Not a new tool, the original implementation of GeneFriends with microarray-based data sets came out some time ago. There are 3000 data sets in that part of the previous tool. But their new paper describes a different version, now done with RNA-seq data. The paper says there are over 4000 RNA-seq samples from 240 studies, via the SRA database. In the new paper they describe the criteria for selection and their strategy for calling co-expression. They state that their goal is to help unearth leads on annotation for uncharacterized genes, and this also includes non-coding RNA sequences.
GeneFriends employs a RNAseq based gene co-expression network for candidate gene prioritization, based on a seed list of genes, and for functional annotation of unknown genes in humans.
There is a short video with their foundation and philosophy about the GeneFriends tool:
Another video goes a bit further and illustrates an example of the functionality. On the site you can try this yourself with the handy “show example” buttons they have. In addition to what you’ll find at their site, they also demonstrate that you can bring your results over to the BioLayout tool to work with them further. They also note that you can upload the results into Cytoscape.
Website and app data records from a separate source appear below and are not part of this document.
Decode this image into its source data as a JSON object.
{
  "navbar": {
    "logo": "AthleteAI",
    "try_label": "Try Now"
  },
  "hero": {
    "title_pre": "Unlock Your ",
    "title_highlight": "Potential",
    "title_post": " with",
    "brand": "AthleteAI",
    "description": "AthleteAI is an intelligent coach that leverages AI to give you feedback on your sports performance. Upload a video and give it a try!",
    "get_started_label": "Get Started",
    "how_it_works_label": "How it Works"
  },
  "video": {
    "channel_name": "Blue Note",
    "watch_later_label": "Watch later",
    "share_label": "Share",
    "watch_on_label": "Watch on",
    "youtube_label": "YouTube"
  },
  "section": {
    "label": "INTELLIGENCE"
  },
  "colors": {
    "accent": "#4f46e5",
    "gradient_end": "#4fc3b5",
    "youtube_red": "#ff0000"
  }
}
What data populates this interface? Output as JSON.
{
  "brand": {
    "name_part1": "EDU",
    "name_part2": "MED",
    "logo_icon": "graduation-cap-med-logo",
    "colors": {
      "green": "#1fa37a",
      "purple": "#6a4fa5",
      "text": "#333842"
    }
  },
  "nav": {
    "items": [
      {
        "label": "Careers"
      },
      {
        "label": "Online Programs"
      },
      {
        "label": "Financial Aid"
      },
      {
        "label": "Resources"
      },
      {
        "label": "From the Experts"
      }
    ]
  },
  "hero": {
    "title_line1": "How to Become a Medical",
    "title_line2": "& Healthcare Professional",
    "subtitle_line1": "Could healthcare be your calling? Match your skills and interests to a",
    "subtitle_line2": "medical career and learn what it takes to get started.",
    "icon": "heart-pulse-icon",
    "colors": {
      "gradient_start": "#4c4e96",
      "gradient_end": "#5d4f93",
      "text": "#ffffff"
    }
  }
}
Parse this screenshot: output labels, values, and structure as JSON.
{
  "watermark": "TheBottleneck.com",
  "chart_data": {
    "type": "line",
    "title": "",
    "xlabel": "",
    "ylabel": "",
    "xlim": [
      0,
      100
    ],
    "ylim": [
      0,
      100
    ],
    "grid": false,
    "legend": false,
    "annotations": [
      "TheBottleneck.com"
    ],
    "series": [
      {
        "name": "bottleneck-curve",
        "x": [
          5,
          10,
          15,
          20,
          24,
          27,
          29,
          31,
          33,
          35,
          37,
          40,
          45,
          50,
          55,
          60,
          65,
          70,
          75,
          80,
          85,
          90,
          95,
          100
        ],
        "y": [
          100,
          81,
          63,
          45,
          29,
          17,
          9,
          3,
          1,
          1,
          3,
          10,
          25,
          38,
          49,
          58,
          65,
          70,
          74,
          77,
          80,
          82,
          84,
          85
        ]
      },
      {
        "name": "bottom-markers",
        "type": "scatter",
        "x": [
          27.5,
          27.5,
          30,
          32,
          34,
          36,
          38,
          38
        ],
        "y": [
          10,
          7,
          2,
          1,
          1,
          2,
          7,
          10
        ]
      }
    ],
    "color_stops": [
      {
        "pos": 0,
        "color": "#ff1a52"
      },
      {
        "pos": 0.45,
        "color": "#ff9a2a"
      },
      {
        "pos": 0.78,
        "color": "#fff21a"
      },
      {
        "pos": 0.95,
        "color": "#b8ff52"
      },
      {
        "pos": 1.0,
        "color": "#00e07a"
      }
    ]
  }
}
It’s pretty straightforward to use the basic features of GeneFriends, but there is additional detail on the underpinnings from their “about” page. The papers below also cover the foundations and their new directions. You should also be aware of the limitation of the RNA-seq data that they discuss in the new paper. But check it out to see if you can discover some new relationships among transcripts of interest with GeneFriends.
GeneFriends main page: http://genefriends.org/
GeneFriends previous microarray version: http://genefriends.org/microArray/
van Dam S., Rui Cordeiro, Thomas Craig, Jesse van Dam, Shona H Wood & João de Magalhães (2012). GeneFriends: An online co-expression analysis tool to identify novel gene targets for aging and complex diseases, BMC Genomics, 13 (1) 535. DOI: http://dx.doi.org/10.1186/1471-2164-13-535
van Dam S., T. Craig & J. P. de Magalhaes (2014). GeneFriends: a human RNA-seq-based gene and transcript co-expression database, Nucleic Acids Research, DOI: http://dx.doi.org/10.1093/nar/gku1042